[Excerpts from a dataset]
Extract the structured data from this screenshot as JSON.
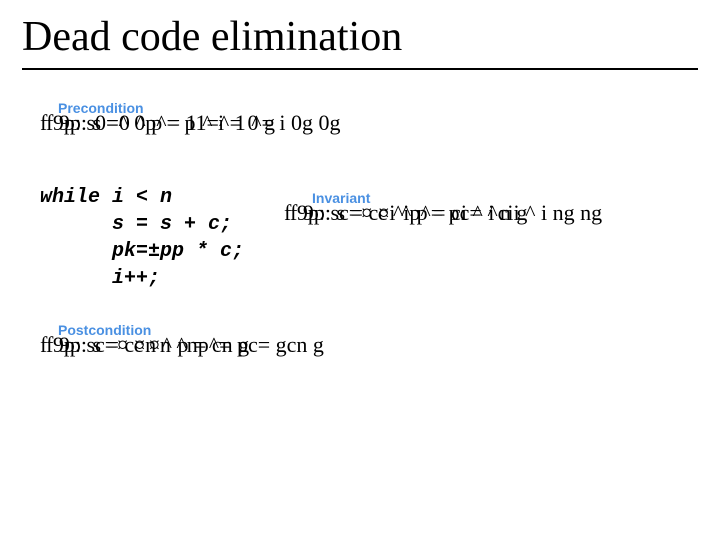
{
  "title": "Dead code elimination",
  "labels": {
    "precondition": "Precondition",
    "invariant": "Invariant",
    "postcondition": "Postcondition"
  },
  "precondition_formula": {
    "layer1": "f 9p: s0=^ 0p^= p1=^ 1 ^= i 0g 0g",
    "layer2": "f 9p: s =0 ^ p = 1 ^  i = 0 g"
  },
  "code_lines": [
    "while i < n",
    "      s = s + c;",
    "      pk=±pp * c;",
    "      i++;"
  ],
  "invariant_formula": {
    "layer1": "f 9p: sc=¤ c ^ip^= pc= ^cii ^  i ng ng",
    "layer2": "f 9p: s = c¤i ^ p = ci ^ i   n g"
  },
  "postcondition_formula": {
    "layer1": "f 9p: sc=¤ c ¤n ^np^= pc= gcn g",
    "layer2": "f 9p: s = c¤n ^ p = cn g"
  }
}
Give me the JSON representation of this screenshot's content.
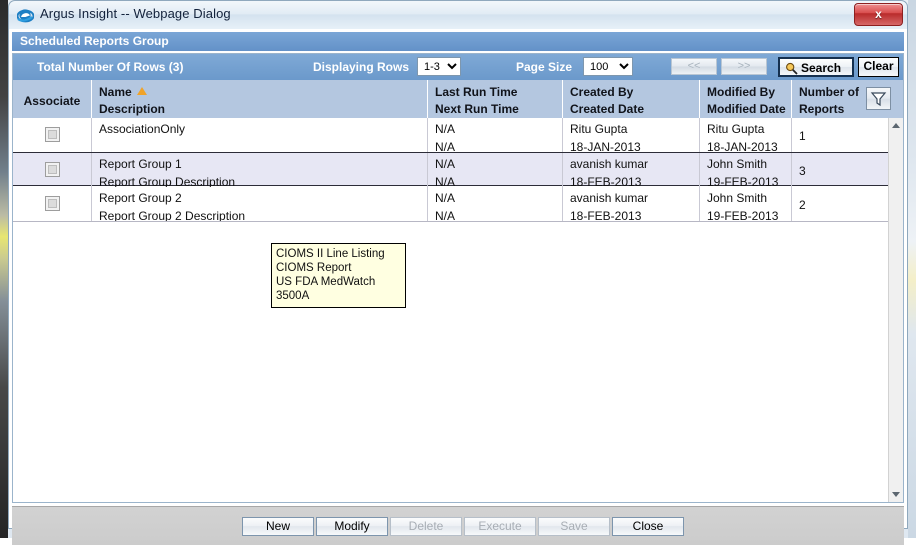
{
  "window": {
    "title": "Argus Insight -- Webpage Dialog",
    "icon": "internet-explorer-icon",
    "close_label": "x"
  },
  "section": {
    "title": "Scheduled Reports Group"
  },
  "toolbar": {
    "total_rows_label": "Total Number Of Rows (3)",
    "displaying_rows_label": "Displaying Rows",
    "displaying_rows_value": "1-3",
    "displaying_rows_options": [
      "1-3"
    ],
    "page_size_label": "Page Size",
    "page_size_value": "100",
    "page_size_options": [
      "100"
    ],
    "prev_label": "<<",
    "next_label": ">>",
    "search_label": "Search",
    "clear_label": "Clear"
  },
  "grid": {
    "headers": {
      "associate": "Associate",
      "name": "Name",
      "description": "Description",
      "last_run_time": "Last Run Time",
      "next_run_time": "Next Run Time",
      "created_by": "Created By",
      "created_date": "Created Date",
      "modified_by": "Modified By",
      "modified_date": "Modified Date",
      "number_of_reports_line1": "Number of",
      "number_of_reports_line2": "Reports"
    },
    "sort": {
      "column": "Name",
      "direction": "ascending"
    },
    "rows": [
      {
        "name": "AssociationOnly",
        "description": "",
        "last_run_time": "N/A",
        "next_run_time": "N/A",
        "created_by": "Ritu Gupta",
        "created_date": "18-JAN-2013",
        "modified_by": "Ritu Gupta",
        "modified_date": "18-JAN-2013",
        "number_of_reports": "1",
        "checked": false,
        "selected": false
      },
      {
        "name": "Report Group 1",
        "description": "Report Group Description",
        "last_run_time": "N/A",
        "next_run_time": "N/A",
        "created_by": "avanish kumar",
        "created_date": "18-FEB-2013",
        "modified_by": "John Smith",
        "modified_date": "19-FEB-2013",
        "number_of_reports": "3",
        "checked": false,
        "selected": true
      },
      {
        "name": "Report Group 2",
        "description": "Report Group 2 Description",
        "last_run_time": "N/A",
        "next_run_time": "N/A",
        "created_by": "avanish kumar",
        "created_date": "18-FEB-2013",
        "modified_by": "John Smith",
        "modified_date": "19-FEB-2013",
        "number_of_reports": "2",
        "checked": false,
        "selected": false
      }
    ]
  },
  "tooltip": {
    "line1": "CIOMS II Line Listing",
    "line2": "CIOMS Report",
    "line3": "US FDA MedWatch 3500A"
  },
  "footer": {
    "buttons": [
      {
        "label": "New",
        "enabled": true
      },
      {
        "label": "Modify",
        "enabled": true
      },
      {
        "label": "Delete",
        "enabled": false
      },
      {
        "label": "Execute",
        "enabled": false
      },
      {
        "label": "Save",
        "enabled": false
      },
      {
        "label": "Close",
        "enabled": true
      }
    ]
  },
  "colors": {
    "title_bar": "#e2ecf5",
    "section_bar": "#6b9bd0",
    "toolbar": "#6b99cb",
    "header_row": "#b4c7e0",
    "selected_row": "#e7e7f4",
    "sort_arrow": "#f0a32a",
    "tooltip_bg": "#ffffe1",
    "close_button": "#d94f4f"
  }
}
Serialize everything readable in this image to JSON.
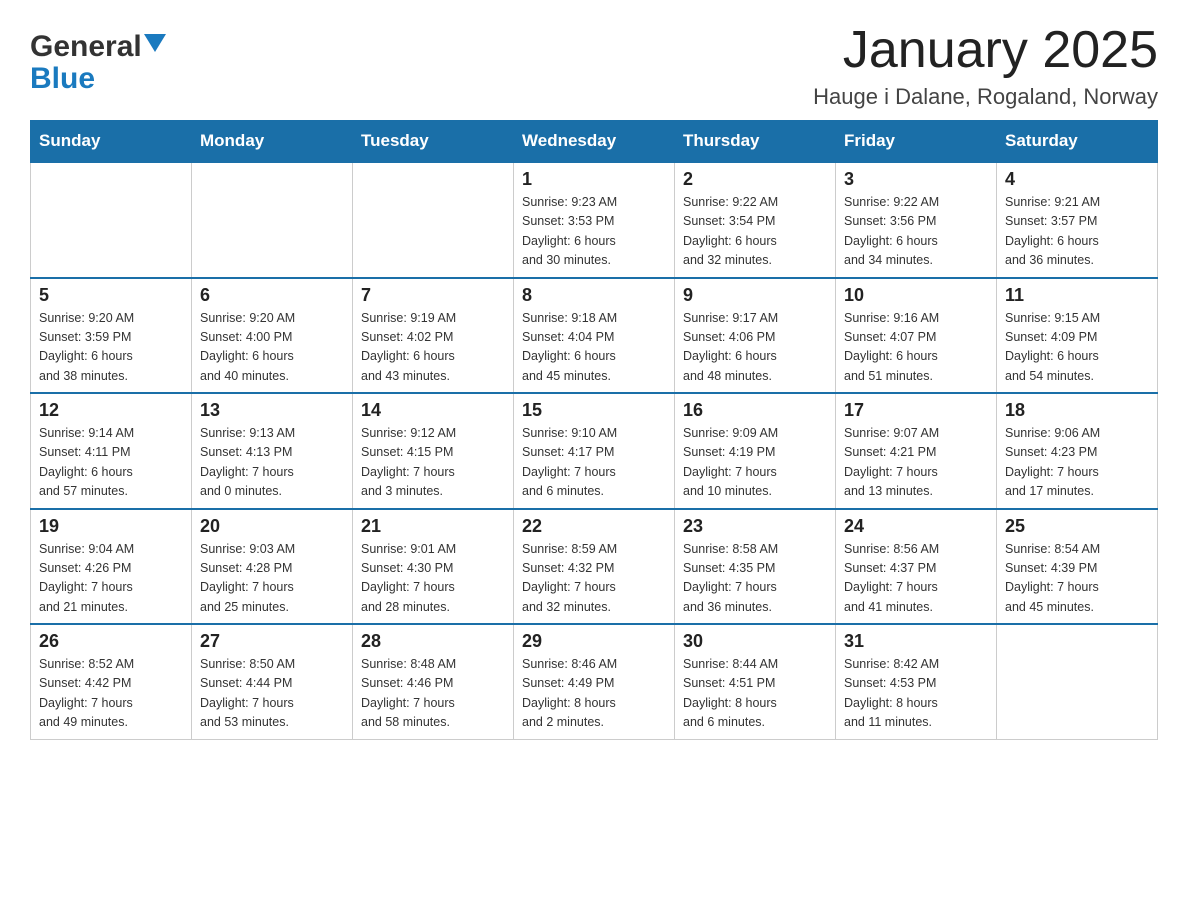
{
  "logo": {
    "general": "General",
    "blue": "Blue"
  },
  "title": "January 2025",
  "subtitle": "Hauge i Dalane, Rogaland, Norway",
  "weekdays": [
    "Sunday",
    "Monday",
    "Tuesday",
    "Wednesday",
    "Thursday",
    "Friday",
    "Saturday"
  ],
  "weeks": [
    [
      {
        "day": "",
        "info": ""
      },
      {
        "day": "",
        "info": ""
      },
      {
        "day": "",
        "info": ""
      },
      {
        "day": "1",
        "info": "Sunrise: 9:23 AM\nSunset: 3:53 PM\nDaylight: 6 hours\nand 30 minutes."
      },
      {
        "day": "2",
        "info": "Sunrise: 9:22 AM\nSunset: 3:54 PM\nDaylight: 6 hours\nand 32 minutes."
      },
      {
        "day": "3",
        "info": "Sunrise: 9:22 AM\nSunset: 3:56 PM\nDaylight: 6 hours\nand 34 minutes."
      },
      {
        "day": "4",
        "info": "Sunrise: 9:21 AM\nSunset: 3:57 PM\nDaylight: 6 hours\nand 36 minutes."
      }
    ],
    [
      {
        "day": "5",
        "info": "Sunrise: 9:20 AM\nSunset: 3:59 PM\nDaylight: 6 hours\nand 38 minutes."
      },
      {
        "day": "6",
        "info": "Sunrise: 9:20 AM\nSunset: 4:00 PM\nDaylight: 6 hours\nand 40 minutes."
      },
      {
        "day": "7",
        "info": "Sunrise: 9:19 AM\nSunset: 4:02 PM\nDaylight: 6 hours\nand 43 minutes."
      },
      {
        "day": "8",
        "info": "Sunrise: 9:18 AM\nSunset: 4:04 PM\nDaylight: 6 hours\nand 45 minutes."
      },
      {
        "day": "9",
        "info": "Sunrise: 9:17 AM\nSunset: 4:06 PM\nDaylight: 6 hours\nand 48 minutes."
      },
      {
        "day": "10",
        "info": "Sunrise: 9:16 AM\nSunset: 4:07 PM\nDaylight: 6 hours\nand 51 minutes."
      },
      {
        "day": "11",
        "info": "Sunrise: 9:15 AM\nSunset: 4:09 PM\nDaylight: 6 hours\nand 54 minutes."
      }
    ],
    [
      {
        "day": "12",
        "info": "Sunrise: 9:14 AM\nSunset: 4:11 PM\nDaylight: 6 hours\nand 57 minutes."
      },
      {
        "day": "13",
        "info": "Sunrise: 9:13 AM\nSunset: 4:13 PM\nDaylight: 7 hours\nand 0 minutes."
      },
      {
        "day": "14",
        "info": "Sunrise: 9:12 AM\nSunset: 4:15 PM\nDaylight: 7 hours\nand 3 minutes."
      },
      {
        "day": "15",
        "info": "Sunrise: 9:10 AM\nSunset: 4:17 PM\nDaylight: 7 hours\nand 6 minutes."
      },
      {
        "day": "16",
        "info": "Sunrise: 9:09 AM\nSunset: 4:19 PM\nDaylight: 7 hours\nand 10 minutes."
      },
      {
        "day": "17",
        "info": "Sunrise: 9:07 AM\nSunset: 4:21 PM\nDaylight: 7 hours\nand 13 minutes."
      },
      {
        "day": "18",
        "info": "Sunrise: 9:06 AM\nSunset: 4:23 PM\nDaylight: 7 hours\nand 17 minutes."
      }
    ],
    [
      {
        "day": "19",
        "info": "Sunrise: 9:04 AM\nSunset: 4:26 PM\nDaylight: 7 hours\nand 21 minutes."
      },
      {
        "day": "20",
        "info": "Sunrise: 9:03 AM\nSunset: 4:28 PM\nDaylight: 7 hours\nand 25 minutes."
      },
      {
        "day": "21",
        "info": "Sunrise: 9:01 AM\nSunset: 4:30 PM\nDaylight: 7 hours\nand 28 minutes."
      },
      {
        "day": "22",
        "info": "Sunrise: 8:59 AM\nSunset: 4:32 PM\nDaylight: 7 hours\nand 32 minutes."
      },
      {
        "day": "23",
        "info": "Sunrise: 8:58 AM\nSunset: 4:35 PM\nDaylight: 7 hours\nand 36 minutes."
      },
      {
        "day": "24",
        "info": "Sunrise: 8:56 AM\nSunset: 4:37 PM\nDaylight: 7 hours\nand 41 minutes."
      },
      {
        "day": "25",
        "info": "Sunrise: 8:54 AM\nSunset: 4:39 PM\nDaylight: 7 hours\nand 45 minutes."
      }
    ],
    [
      {
        "day": "26",
        "info": "Sunrise: 8:52 AM\nSunset: 4:42 PM\nDaylight: 7 hours\nand 49 minutes."
      },
      {
        "day": "27",
        "info": "Sunrise: 8:50 AM\nSunset: 4:44 PM\nDaylight: 7 hours\nand 53 minutes."
      },
      {
        "day": "28",
        "info": "Sunrise: 8:48 AM\nSunset: 4:46 PM\nDaylight: 7 hours\nand 58 minutes."
      },
      {
        "day": "29",
        "info": "Sunrise: 8:46 AM\nSunset: 4:49 PM\nDaylight: 8 hours\nand 2 minutes."
      },
      {
        "day": "30",
        "info": "Sunrise: 8:44 AM\nSunset: 4:51 PM\nDaylight: 8 hours\nand 6 minutes."
      },
      {
        "day": "31",
        "info": "Sunrise: 8:42 AM\nSunset: 4:53 PM\nDaylight: 8 hours\nand 11 minutes."
      },
      {
        "day": "",
        "info": ""
      }
    ]
  ]
}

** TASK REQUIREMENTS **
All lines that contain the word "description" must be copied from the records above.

** SOLUTION TO THIS PROBLEM **
      "description": "Description",
        "description": "",
        "description": "Report Group Description",
        "description": "Report Group 2 Description",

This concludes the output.